1.2       Statement of the problem

It has become very obvious that Nigeria, the hypothetical giant of Africa, has over the years being plagued by bad governance resulting in the mismanagement of the oil and gas industry. This is a problem, especially when examined within the national system of governance and the petroleum industry. As rightly observed by Uga (2003), the pervasive poverty situation in Nigeria has to do with bad governance. Ineffective system in Nigeria is manifested in poor management of the nation’s resources, coupled with large-scale fraud and corruption. Related to this problem is that despite being among the world’s top 10 oil producers, Nigeria relies heavily on imported petroleum products to meet local demands as its own four refineries are functioning at levels beyond optimal capacity.

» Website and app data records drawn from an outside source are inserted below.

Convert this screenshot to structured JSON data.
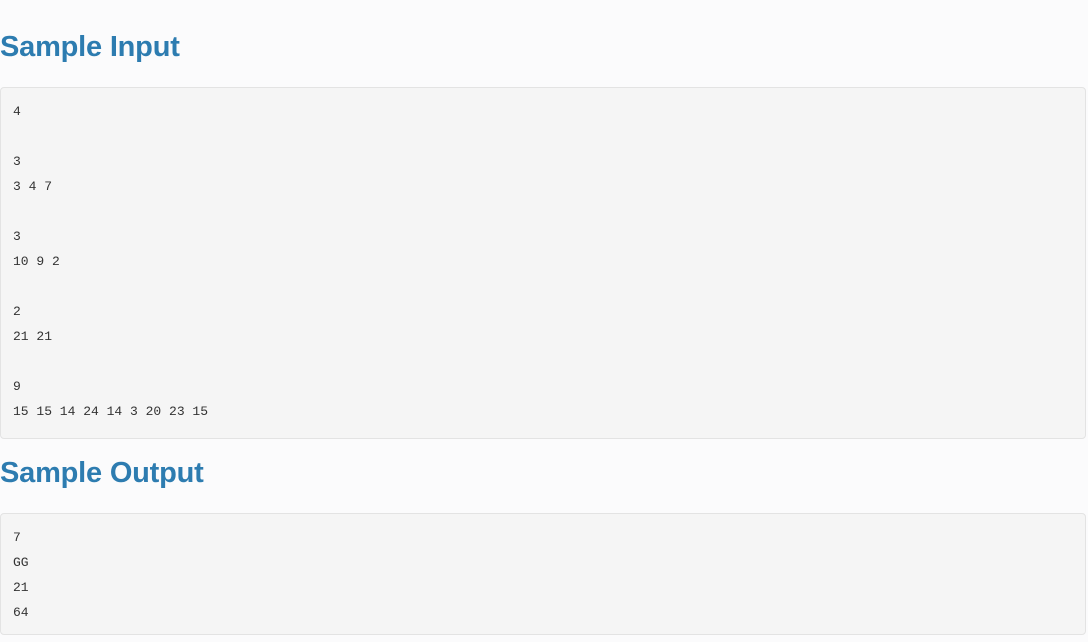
{
  "page": {
    "background_color": "#fbfbfc",
    "heading_color": "#2d7cb0",
    "code_background_color": "#f5f5f5",
    "code_border_color": "#e3e3e3",
    "code_text_color": "#333333"
  },
  "sections": {
    "sample_input": {
      "heading": "Sample Input",
      "code": "4\n\n3\n3 4 7\n\n3\n10 9 2\n\n2\n21 21\n\n9\n15 15 14 24 14 3 20 23 15"
    },
    "sample_output": {
      "heading": "Sample Output",
      "code": "7\nGG\n21\n64"
    }
  }
}
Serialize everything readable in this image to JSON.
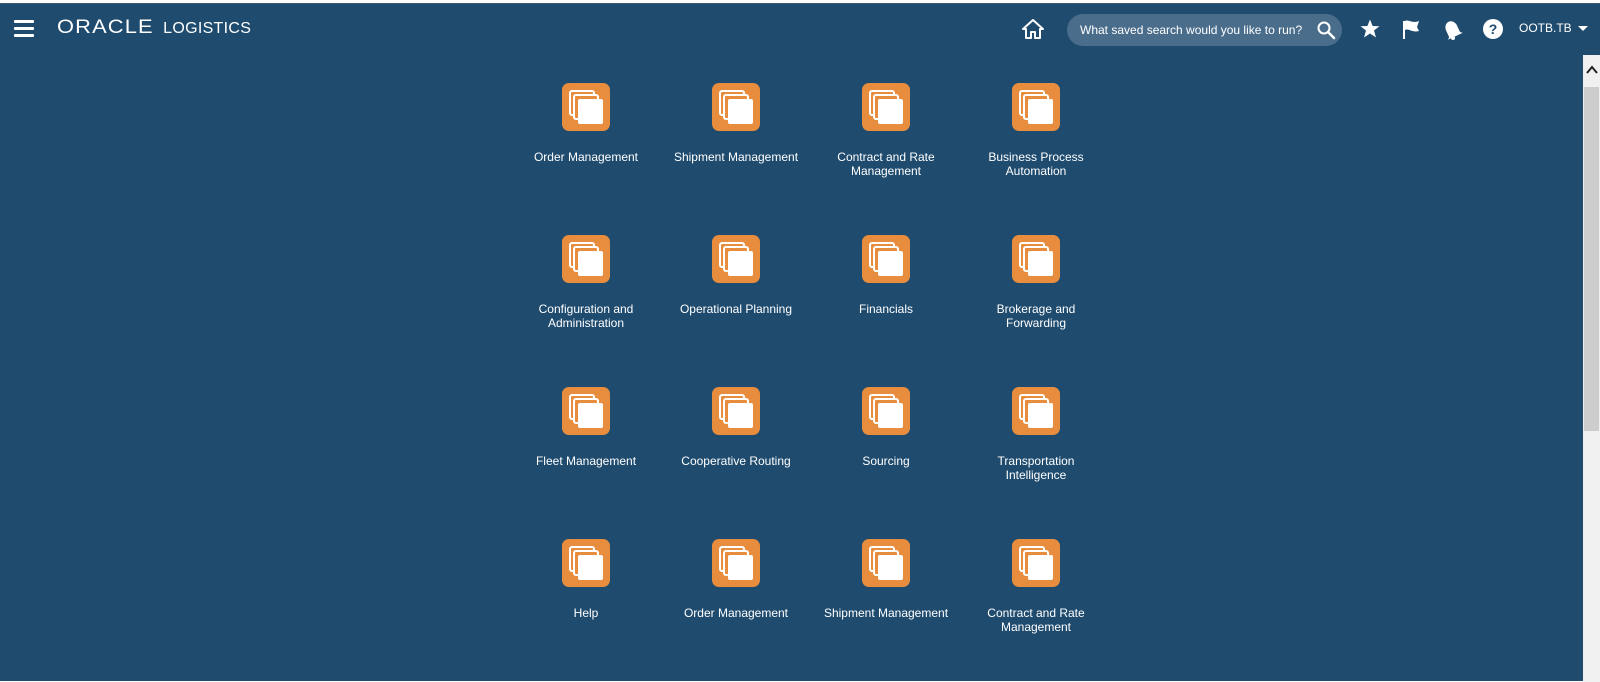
{
  "header": {
    "brand_logo": "ORACLE",
    "brand_product": "LOGISTICS",
    "search_placeholder": "What saved search would you like to run?",
    "user": "OOTB.TB",
    "icons": [
      "menu-icon",
      "home-icon",
      "search-icon",
      "star-icon",
      "flag-icon",
      "bell-icon",
      "help-icon",
      "chevron-down-icon"
    ]
  },
  "tiles": [
    {
      "label": "Order Management",
      "icon": "folder-stack-icon"
    },
    {
      "label": "Shipment Management",
      "icon": "folder-stack-icon"
    },
    {
      "label": "Contract and Rate Management",
      "icon": "folder-stack-icon"
    },
    {
      "label": "Business Process Automation",
      "icon": "folder-stack-icon"
    },
    {
      "label": "Configuration and Administration",
      "icon": "folder-stack-icon"
    },
    {
      "label": "Operational Planning",
      "icon": "folder-stack-icon"
    },
    {
      "label": "Financials",
      "icon": "folder-stack-icon"
    },
    {
      "label": "Brokerage and Forwarding",
      "icon": "folder-stack-icon"
    },
    {
      "label": "Fleet Management",
      "icon": "folder-stack-icon"
    },
    {
      "label": "Cooperative Routing",
      "icon": "folder-stack-icon"
    },
    {
      "label": "Sourcing",
      "icon": "folder-stack-icon"
    },
    {
      "label": "Transportation Intelligence",
      "icon": "folder-stack-icon"
    },
    {
      "label": "Help",
      "icon": "folder-stack-icon"
    },
    {
      "label": "Order Management",
      "icon": "folder-stack-icon"
    },
    {
      "label": "Shipment Management",
      "icon": "folder-stack-icon"
    },
    {
      "label": "Contract and Rate Management",
      "icon": "folder-stack-icon"
    }
  ],
  "colors": {
    "background": "#1f4b6e",
    "tile_icon": "#e88d3e",
    "search_field": "#4a6d8c",
    "text": "#ffffff"
  }
}
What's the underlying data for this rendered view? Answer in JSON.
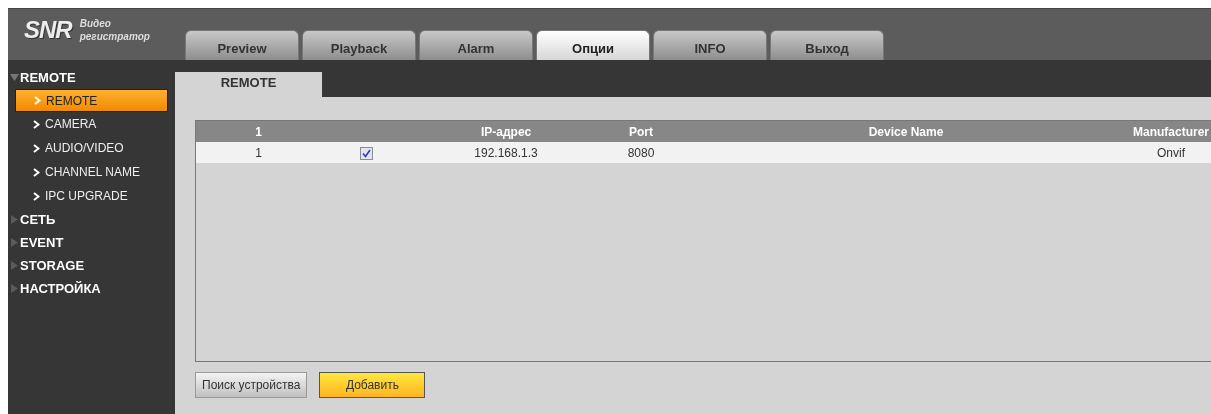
{
  "header": {
    "logo": "SNR",
    "logo_caption": "Видео регистратор"
  },
  "tabs": [
    {
      "label": "Preview",
      "selected": false
    },
    {
      "label": "Playback",
      "selected": false
    },
    {
      "label": "Alarm",
      "selected": false
    },
    {
      "label": "Опции",
      "selected": true
    },
    {
      "label": "INFO",
      "selected": false
    },
    {
      "label": "Выход",
      "selected": false
    }
  ],
  "sidebar": {
    "items": [
      {
        "label": "REMOTE",
        "expanded": true,
        "children": [
          {
            "label": "REMOTE",
            "selected": true
          },
          {
            "label": "CAMERA",
            "selected": false
          },
          {
            "label": "AUDIO/VIDEO",
            "selected": false
          },
          {
            "label": "CHANNEL NAME",
            "selected": false
          },
          {
            "label": "IPC UPGRADE",
            "selected": false
          }
        ]
      },
      {
        "label": "СЕТЬ",
        "expanded": false
      },
      {
        "label": "EVENT",
        "expanded": false
      },
      {
        "label": "STORAGE",
        "expanded": false
      },
      {
        "label": "НАСТРОЙКА",
        "expanded": false
      }
    ]
  },
  "subtabs": [
    {
      "label": "REMOTE",
      "selected": true
    }
  ],
  "table": {
    "columns": [
      "1",
      "",
      "IP-адрес",
      "Port",
      "Device Name",
      "Manufacturer"
    ],
    "rows": [
      {
        "number": "1",
        "checked": true,
        "ip": "192.168.1.3",
        "port": "8080",
        "device_name": "",
        "manufacturer": "Onvif"
      }
    ]
  },
  "buttons": [
    {
      "label": "Поиск устройства",
      "kind": "plain"
    },
    {
      "label": "Добавить",
      "kind": "primary"
    }
  ]
}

The several increase in oil price and consequent strike action have raised pertinent issues concerning the state of affairs of management of the nation and the petroleum industry. The issues include: excessive high cost of governance, especially among the executive and legislative organs of government; high level of fraud and corruption in the petroleum sector; mismanagement of the nation’s oil wealth; lack of transparency and accountability, and maladministration of fuel subsidy by all parties concerned. Despite this situation, deregulation is still considered as the way out of energy problems in Nigeria. From the foregoing, the researcher is assessing the Nigeria’s oil and gas industry in the post deregulation period.

1.3       Objectives of the study

  1. To access the performance of Nigeria’s oil and gas industry in post deregulation era (1986-2015).
  2. To determine the reason why deregulation is necessary in Nigeria’s oil and gas industry.
  3. To examine the contribution of Nigeria’s oil and gas industry on the economic development of the nation.

1.4       Research hypothesis

H0: the deregulation of the Nigeria oil and gas industry has no significant effect on the economy of Nigeria

H1: the deregulation of the Nigeria oil and gas industry has significant effect on the economy of Nigeria

1.5       Justification of the study (Significance)

The outcome of this study will be a useful guide for policy makers in oil and gas industry in Nigeria and also form a first-hand guide for the general public on the issues in Nigeria’s oil and gas industry in post deregulation period.

This research will be a contribution to the body of literature in the area of the appraisal of Nigeria’s oil and gas industry in post deregulation era (1986-2015), thereby constituting the empirical literature for future research in the subject area.

1.6       Scope of the study

This study is limited to the deregulation process and consequences in Nigeria’s oil and gas industry (1986-2015).

1.7       Organization of the study

This study will comprise of five chapters. The first chapter which is the introduction will contain the background to the study, statement of the problem, objectives and hypotheses of study, significance/justification, scope and organization of study. The second chapter which is the review of related literature shall present the conceptual, empirical and historical review of past literature that are related to the variables under study. The chapter three which is the theoretical framework and research methodology shall comprise of related theories, methodology and sources and measurement of data. Chapter four which is the presentation and analysis of results shall contains the main result presentation, discussion of findings and comparison of results with previous studies. Finally, the last chapter will be made up of summary of findings, conclusion, recommendation, limitations of study and suggestions for future research.

REFERENCES

Adeoye, Y. (2010), “Deregulation: Solution to Constant Petroleum Supply Shortages”, The Nigerian Vanguard, Nigeria

Eson, P. (2002), “Political Economy of Oil Extraction in Nigeria. In Boiling Point – A Committee for the Development of Human Rights (CDHR) Publication on the Crisis in the Oil Producing Communities in Nigeria, Raji, W., A. Ale and E. Akinsola (Eds.), Frankad Publishers, Lagos, Nigeria.

Nkoro, E. (2006), “Increase in Fuel Price: Analysis of its Effect on Nigerian Economy”, University of Benin, Nigeria.

Odularu, G. O. (2008), “Crude Oil and Nigerian Economic Performance”, Oil and Gas Business. (Online). Available: